:: DATA EXTRACTS ::
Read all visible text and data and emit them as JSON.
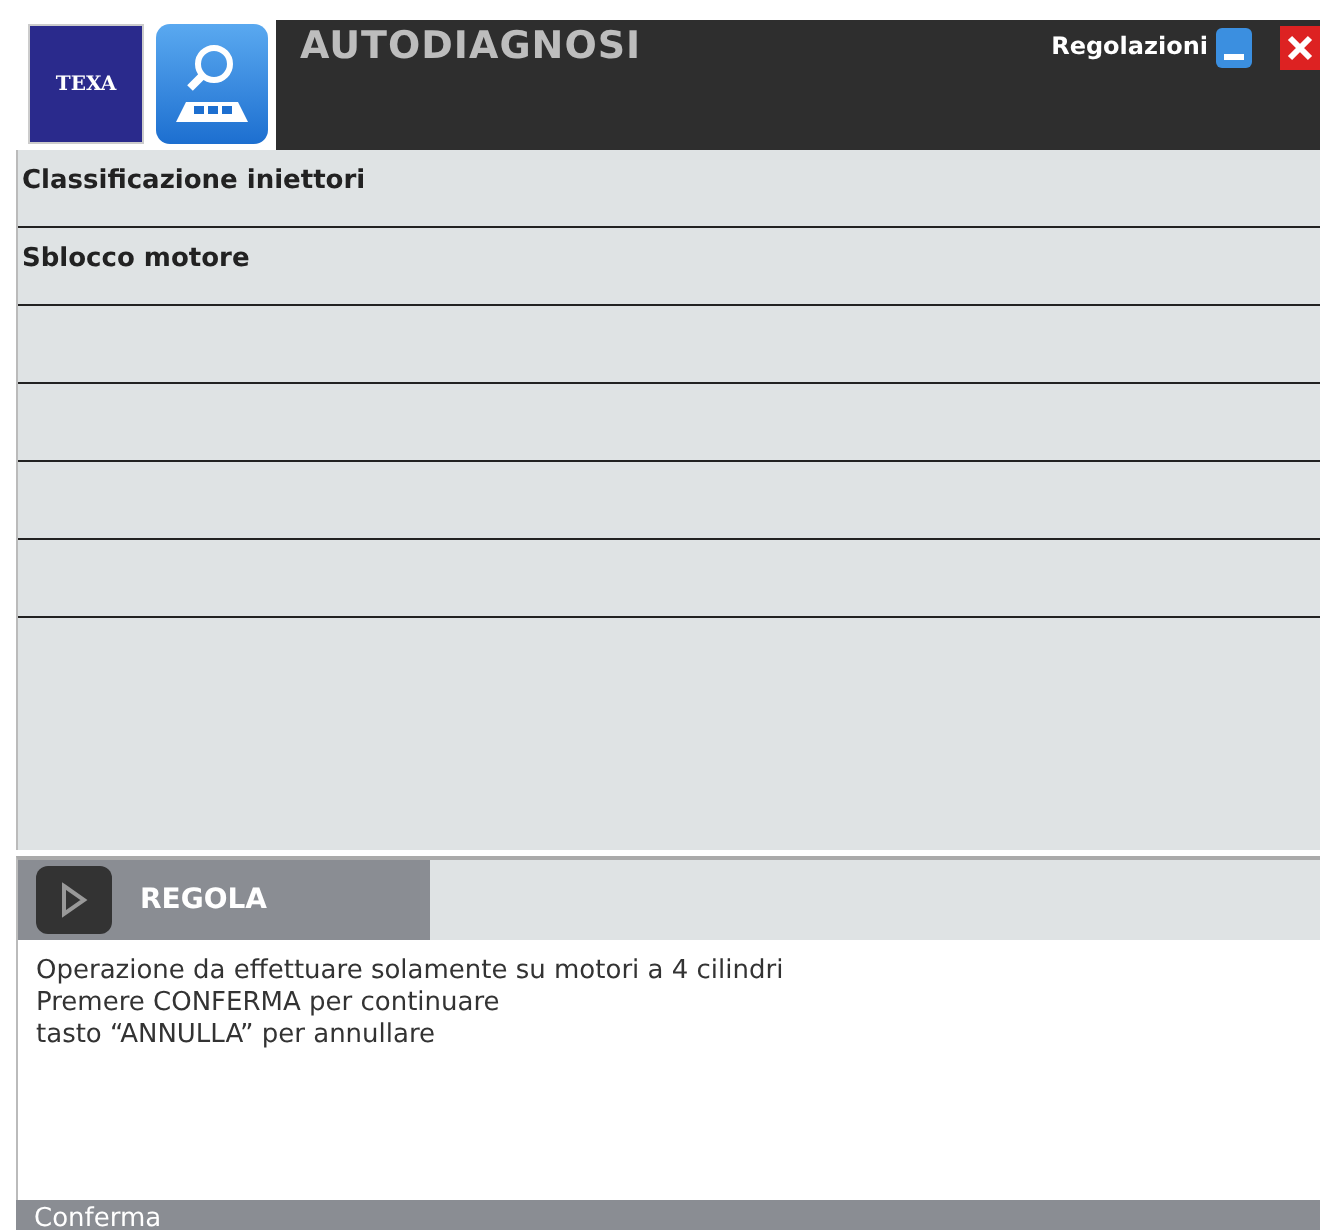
{
  "header": {
    "logo": "TEXA",
    "title": "AUTODIAGNOSI",
    "settings": "Regolazioni"
  },
  "menu_items": [
    {
      "label": "Classificazione iniettori"
    },
    {
      "label": "Sblocco motore"
    }
  ],
  "action_bar": {
    "label": "REGOLA"
  },
  "message": [
    "Operazione da effettuare solamente su motori a 4 cilindri",
    "Premere CONFERMA per continuare",
    "tasto “ANNULLA” per annullare"
  ],
  "footer": {
    "label": "Conferma"
  }
}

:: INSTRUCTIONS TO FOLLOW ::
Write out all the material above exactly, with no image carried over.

:: REPLY TO THE EXERCISE ::
Read all visible text and data and emit them as JSON.
{
  "header": {
    "logo": "TEXA",
    "title": "AUTODIAGNOSI",
    "settings": "Regolazioni"
  },
  "menu_items": [
    {
      "label": "Classificazione iniettori"
    },
    {
      "label": "Sblocco motore"
    }
  ],
  "action_bar": {
    "label": "REGOLA"
  },
  "message": [
    "Operazione da effettuare solamente su motori a 4 cilindri",
    "Premere CONFERMA per continuare",
    "tasto “ANNULLA” per annullare"
  ],
  "footer": {
    "label": "Conferma"
  }
}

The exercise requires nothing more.